TASK GOAL:
Below are some entries. Copy each line that holds the string "title".

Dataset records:
::::

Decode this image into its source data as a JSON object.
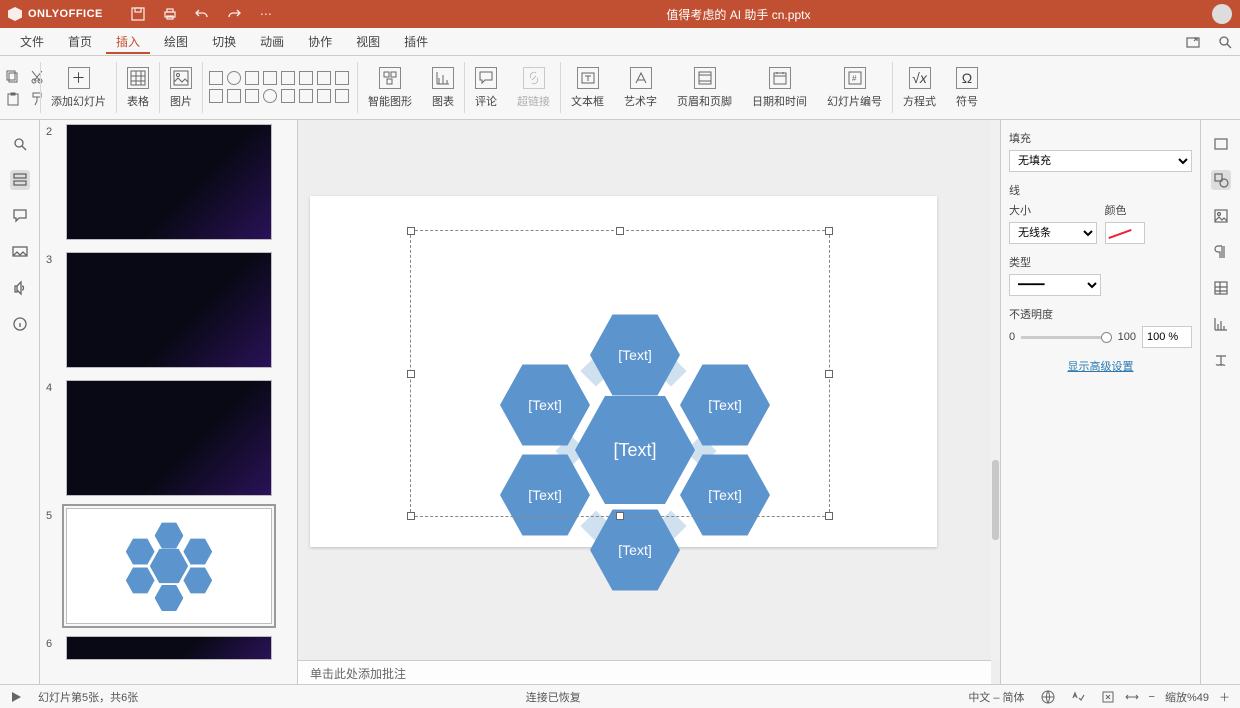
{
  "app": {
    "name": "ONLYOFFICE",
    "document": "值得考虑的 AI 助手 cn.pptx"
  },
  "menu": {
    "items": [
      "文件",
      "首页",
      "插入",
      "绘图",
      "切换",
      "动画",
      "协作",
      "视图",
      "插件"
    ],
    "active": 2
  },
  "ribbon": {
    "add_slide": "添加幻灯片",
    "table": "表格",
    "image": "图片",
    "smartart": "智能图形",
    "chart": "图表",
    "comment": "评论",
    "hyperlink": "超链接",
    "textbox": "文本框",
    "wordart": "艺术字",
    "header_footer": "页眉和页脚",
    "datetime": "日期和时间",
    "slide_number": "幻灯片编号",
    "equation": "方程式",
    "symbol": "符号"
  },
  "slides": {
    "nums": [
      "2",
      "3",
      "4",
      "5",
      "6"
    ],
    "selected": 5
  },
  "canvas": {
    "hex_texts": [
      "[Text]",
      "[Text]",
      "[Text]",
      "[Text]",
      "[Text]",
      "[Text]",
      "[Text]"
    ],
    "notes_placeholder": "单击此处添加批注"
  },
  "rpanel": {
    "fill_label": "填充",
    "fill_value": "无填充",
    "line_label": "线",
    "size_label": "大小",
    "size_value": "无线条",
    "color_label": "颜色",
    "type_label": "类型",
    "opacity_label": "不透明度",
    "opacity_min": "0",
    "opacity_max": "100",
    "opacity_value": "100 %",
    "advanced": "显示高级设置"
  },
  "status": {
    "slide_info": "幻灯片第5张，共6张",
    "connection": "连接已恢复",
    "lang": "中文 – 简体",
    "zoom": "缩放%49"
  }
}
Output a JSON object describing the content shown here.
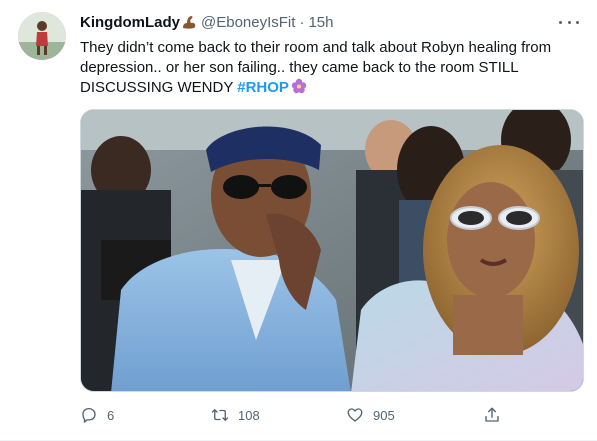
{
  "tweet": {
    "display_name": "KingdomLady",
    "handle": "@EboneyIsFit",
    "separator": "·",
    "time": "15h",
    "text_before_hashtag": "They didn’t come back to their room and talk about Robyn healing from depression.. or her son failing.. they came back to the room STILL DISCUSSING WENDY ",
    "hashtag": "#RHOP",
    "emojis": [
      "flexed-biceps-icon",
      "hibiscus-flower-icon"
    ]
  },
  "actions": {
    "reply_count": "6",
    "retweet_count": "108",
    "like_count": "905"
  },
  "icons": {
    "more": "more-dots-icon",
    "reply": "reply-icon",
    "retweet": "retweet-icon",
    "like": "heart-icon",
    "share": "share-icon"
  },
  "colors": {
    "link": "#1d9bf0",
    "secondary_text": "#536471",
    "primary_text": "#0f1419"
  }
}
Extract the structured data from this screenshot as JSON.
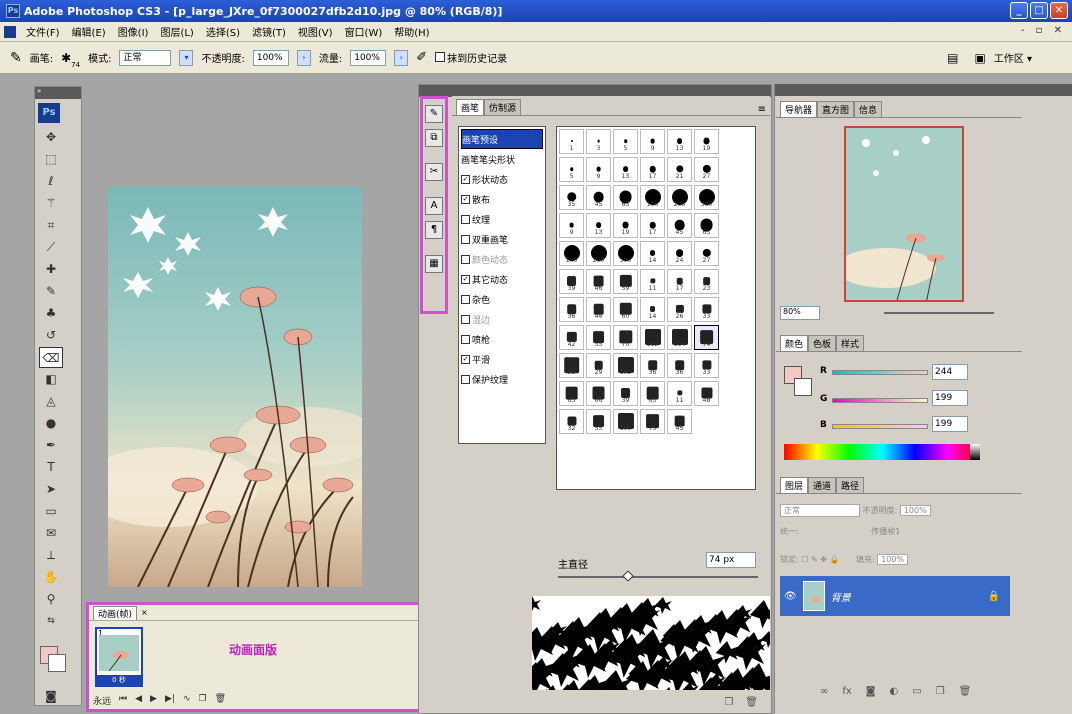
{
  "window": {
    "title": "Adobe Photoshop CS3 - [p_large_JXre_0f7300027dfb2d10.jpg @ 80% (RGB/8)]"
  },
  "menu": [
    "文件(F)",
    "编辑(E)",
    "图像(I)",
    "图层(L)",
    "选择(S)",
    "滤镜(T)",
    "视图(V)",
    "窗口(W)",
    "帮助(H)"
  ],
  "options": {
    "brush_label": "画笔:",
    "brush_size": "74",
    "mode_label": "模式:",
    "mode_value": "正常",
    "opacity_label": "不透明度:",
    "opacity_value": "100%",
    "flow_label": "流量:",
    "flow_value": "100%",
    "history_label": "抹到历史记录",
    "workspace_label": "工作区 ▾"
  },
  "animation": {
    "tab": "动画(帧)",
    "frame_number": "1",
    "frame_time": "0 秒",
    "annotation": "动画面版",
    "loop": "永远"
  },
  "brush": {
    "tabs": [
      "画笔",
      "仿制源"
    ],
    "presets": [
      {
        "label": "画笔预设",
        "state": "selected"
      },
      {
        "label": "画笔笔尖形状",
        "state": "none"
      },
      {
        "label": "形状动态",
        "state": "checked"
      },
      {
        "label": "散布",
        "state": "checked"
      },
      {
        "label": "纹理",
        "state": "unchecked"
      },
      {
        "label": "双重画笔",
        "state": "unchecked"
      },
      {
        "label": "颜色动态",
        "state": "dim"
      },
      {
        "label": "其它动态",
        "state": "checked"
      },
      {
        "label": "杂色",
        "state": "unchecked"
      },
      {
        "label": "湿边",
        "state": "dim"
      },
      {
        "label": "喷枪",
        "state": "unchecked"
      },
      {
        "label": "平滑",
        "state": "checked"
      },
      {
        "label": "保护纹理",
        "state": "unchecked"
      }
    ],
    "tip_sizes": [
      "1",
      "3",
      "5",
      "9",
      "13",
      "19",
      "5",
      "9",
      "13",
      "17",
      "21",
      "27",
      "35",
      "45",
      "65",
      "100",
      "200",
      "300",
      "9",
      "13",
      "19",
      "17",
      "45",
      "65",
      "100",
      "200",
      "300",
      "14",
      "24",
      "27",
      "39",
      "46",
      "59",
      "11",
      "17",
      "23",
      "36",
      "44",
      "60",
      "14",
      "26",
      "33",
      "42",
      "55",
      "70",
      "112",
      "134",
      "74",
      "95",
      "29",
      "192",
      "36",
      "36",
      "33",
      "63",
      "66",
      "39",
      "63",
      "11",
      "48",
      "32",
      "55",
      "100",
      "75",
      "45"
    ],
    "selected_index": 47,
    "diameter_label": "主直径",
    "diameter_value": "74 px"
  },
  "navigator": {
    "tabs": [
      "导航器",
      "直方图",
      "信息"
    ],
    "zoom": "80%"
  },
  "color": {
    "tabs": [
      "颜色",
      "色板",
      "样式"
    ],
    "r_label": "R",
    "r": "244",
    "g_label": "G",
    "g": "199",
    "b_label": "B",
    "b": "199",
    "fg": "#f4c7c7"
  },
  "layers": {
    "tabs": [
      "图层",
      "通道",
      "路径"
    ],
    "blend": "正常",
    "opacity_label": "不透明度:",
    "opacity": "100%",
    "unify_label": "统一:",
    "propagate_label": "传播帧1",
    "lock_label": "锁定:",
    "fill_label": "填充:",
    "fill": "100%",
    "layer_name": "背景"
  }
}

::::

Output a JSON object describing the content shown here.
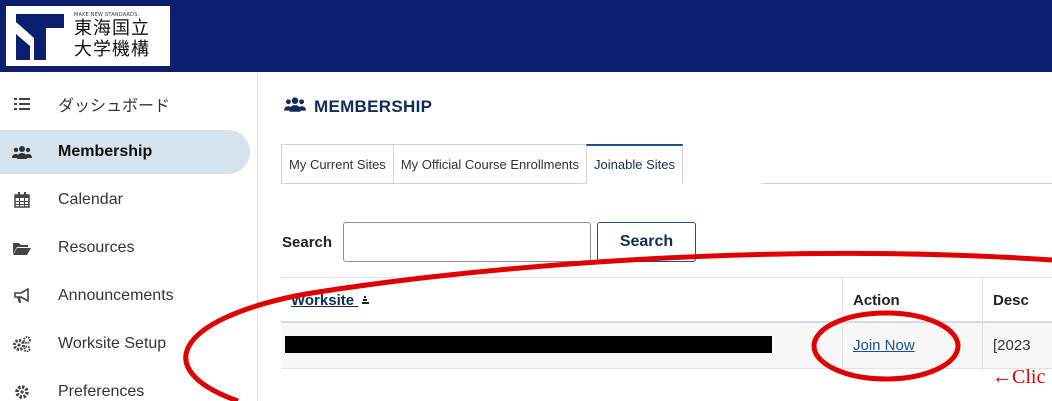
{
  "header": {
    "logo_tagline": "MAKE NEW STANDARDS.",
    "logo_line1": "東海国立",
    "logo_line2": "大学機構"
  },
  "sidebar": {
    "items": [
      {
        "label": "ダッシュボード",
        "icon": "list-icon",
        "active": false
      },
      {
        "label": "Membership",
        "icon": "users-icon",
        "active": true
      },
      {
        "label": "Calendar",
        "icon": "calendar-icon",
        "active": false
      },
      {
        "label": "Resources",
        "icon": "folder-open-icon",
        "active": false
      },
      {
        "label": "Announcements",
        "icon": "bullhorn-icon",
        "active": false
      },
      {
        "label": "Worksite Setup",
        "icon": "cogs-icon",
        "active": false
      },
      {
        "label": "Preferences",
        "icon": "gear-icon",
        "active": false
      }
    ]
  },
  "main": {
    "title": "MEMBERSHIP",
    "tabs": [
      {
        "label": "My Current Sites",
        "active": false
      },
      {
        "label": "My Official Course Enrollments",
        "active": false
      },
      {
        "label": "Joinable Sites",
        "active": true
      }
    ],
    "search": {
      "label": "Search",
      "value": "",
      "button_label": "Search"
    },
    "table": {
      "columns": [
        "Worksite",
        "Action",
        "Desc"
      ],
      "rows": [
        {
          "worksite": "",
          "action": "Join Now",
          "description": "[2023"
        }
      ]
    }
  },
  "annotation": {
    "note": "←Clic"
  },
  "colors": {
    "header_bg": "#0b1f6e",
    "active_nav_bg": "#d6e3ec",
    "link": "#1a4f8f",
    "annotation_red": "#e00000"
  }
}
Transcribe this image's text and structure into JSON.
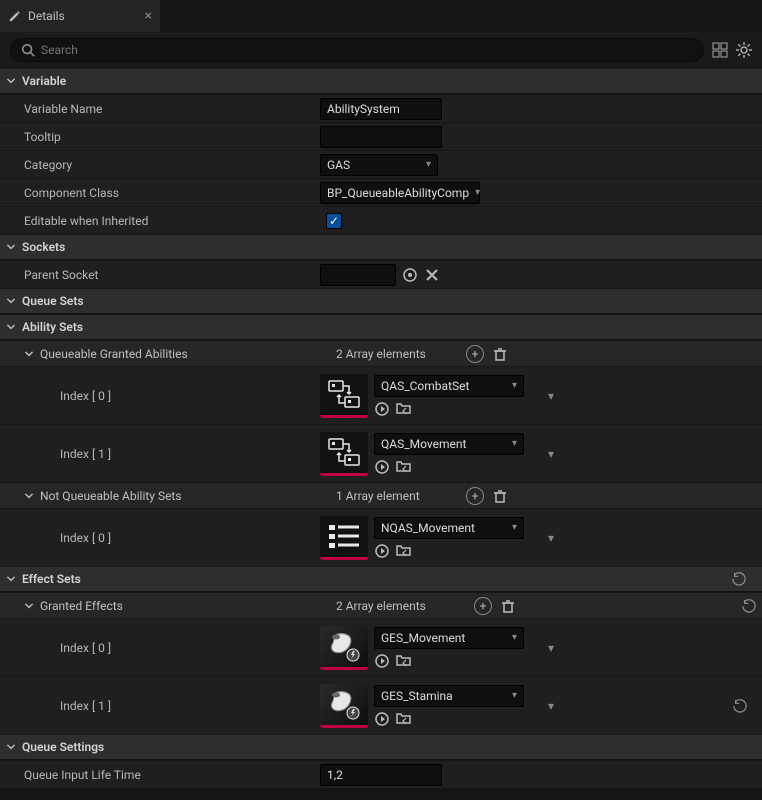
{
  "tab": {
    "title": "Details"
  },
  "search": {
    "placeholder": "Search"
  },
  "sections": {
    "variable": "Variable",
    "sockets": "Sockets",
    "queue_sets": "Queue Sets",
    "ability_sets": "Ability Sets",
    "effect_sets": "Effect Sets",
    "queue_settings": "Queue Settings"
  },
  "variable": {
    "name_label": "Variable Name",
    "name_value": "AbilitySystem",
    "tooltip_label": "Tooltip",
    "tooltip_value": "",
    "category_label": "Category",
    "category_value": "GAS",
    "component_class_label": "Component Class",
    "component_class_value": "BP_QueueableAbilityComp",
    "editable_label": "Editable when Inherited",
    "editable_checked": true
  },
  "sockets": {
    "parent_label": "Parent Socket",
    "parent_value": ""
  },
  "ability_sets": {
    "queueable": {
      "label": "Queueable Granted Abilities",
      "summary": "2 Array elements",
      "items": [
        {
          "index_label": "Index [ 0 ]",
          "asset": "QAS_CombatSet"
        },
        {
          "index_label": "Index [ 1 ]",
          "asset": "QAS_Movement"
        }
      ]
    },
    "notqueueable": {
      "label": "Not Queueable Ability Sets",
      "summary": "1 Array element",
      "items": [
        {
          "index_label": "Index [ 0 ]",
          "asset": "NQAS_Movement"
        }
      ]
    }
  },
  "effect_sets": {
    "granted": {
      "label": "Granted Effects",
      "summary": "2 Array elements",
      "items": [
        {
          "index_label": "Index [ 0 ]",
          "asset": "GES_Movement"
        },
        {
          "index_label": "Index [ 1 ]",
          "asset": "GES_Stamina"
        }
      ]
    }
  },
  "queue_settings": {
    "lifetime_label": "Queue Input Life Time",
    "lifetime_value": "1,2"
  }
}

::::

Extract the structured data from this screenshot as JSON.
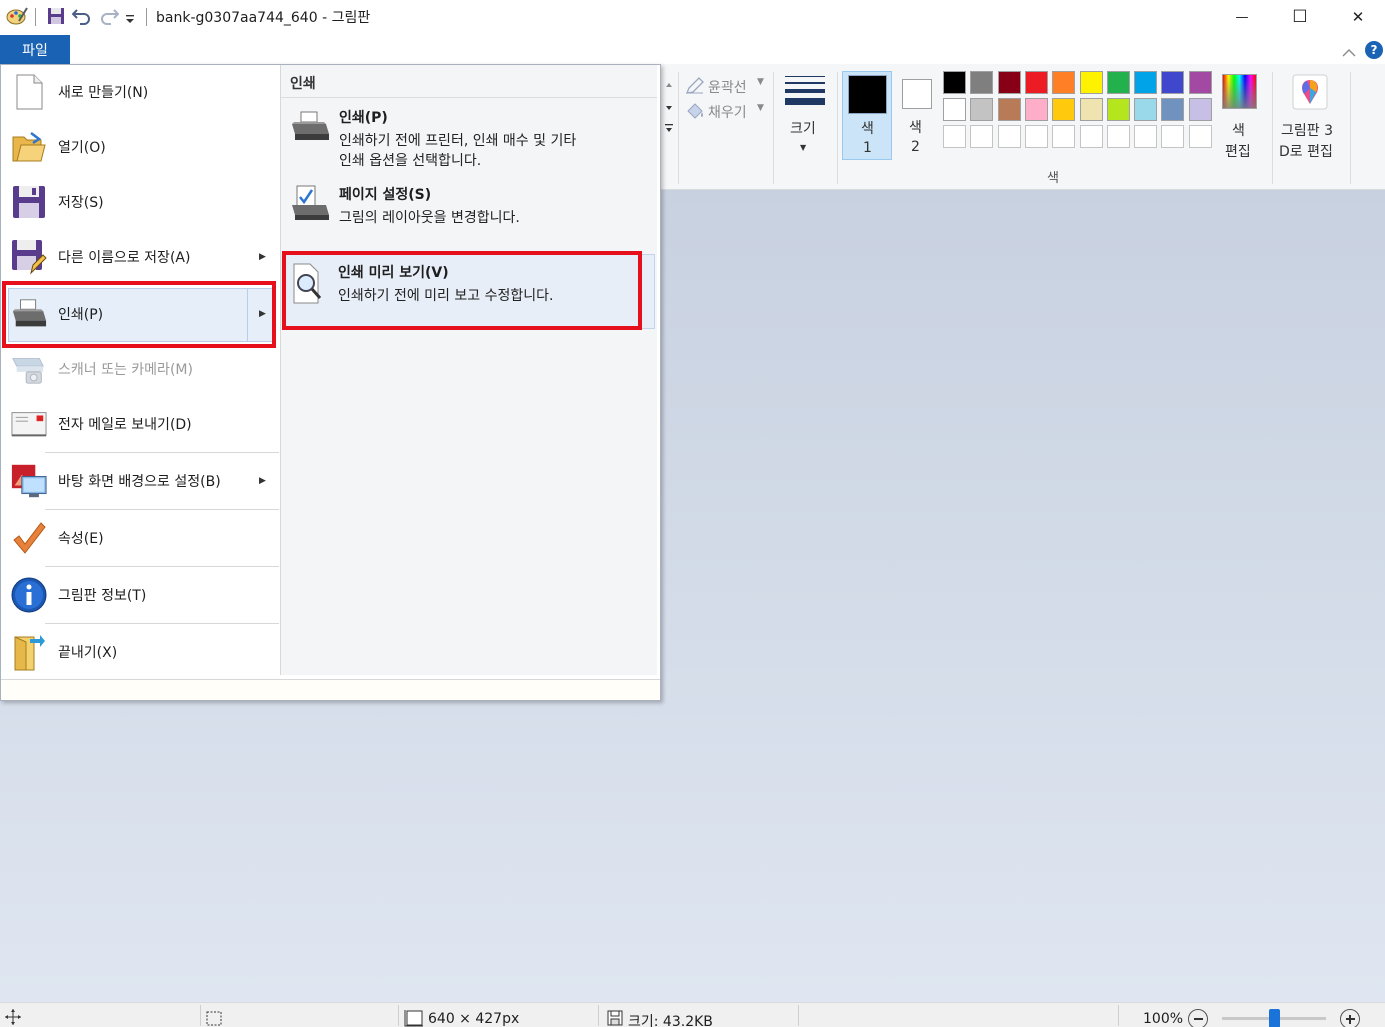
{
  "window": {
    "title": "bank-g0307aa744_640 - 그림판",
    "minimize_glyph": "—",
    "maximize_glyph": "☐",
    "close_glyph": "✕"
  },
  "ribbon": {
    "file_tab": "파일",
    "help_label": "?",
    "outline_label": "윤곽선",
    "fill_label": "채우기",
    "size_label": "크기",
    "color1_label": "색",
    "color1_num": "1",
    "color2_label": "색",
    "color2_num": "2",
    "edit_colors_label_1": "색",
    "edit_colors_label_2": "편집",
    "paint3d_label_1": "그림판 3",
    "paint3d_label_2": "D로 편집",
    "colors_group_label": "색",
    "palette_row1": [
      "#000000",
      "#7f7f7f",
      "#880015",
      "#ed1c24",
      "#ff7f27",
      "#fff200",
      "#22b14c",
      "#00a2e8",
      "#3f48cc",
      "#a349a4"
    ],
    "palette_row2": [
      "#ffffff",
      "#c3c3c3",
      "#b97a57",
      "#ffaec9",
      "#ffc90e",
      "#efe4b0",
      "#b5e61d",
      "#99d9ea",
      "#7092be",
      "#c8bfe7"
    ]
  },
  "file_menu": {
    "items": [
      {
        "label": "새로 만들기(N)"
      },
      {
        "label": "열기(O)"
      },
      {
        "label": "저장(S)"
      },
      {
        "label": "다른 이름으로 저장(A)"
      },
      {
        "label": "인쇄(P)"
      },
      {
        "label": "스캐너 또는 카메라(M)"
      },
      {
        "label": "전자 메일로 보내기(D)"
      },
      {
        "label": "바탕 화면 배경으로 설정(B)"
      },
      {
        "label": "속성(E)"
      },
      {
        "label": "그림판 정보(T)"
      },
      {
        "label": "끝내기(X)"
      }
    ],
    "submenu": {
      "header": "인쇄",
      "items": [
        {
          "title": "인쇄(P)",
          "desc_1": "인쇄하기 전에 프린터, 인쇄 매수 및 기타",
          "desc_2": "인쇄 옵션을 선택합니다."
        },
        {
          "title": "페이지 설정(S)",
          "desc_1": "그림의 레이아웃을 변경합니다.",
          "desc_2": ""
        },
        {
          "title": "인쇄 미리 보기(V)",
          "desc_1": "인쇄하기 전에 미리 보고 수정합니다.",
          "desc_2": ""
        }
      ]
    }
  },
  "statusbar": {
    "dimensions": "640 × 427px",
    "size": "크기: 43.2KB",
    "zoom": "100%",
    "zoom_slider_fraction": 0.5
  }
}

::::

COMPLETED EXERCISE:
    "title": "Adobe Photoshop CS3 - [p_large_JXre_0f7300027dfb2d10.jpg @ 80% (RGB/8)]"
    "title": "MEMBERSHIP",
    "title": "Details"
    "title": "bank-g0307aa744_640 - 그림판",
          "title": "인쇄(P)",
          "title": "페이지 설정(S)",
          "title": "인쇄 미리 보기(V)",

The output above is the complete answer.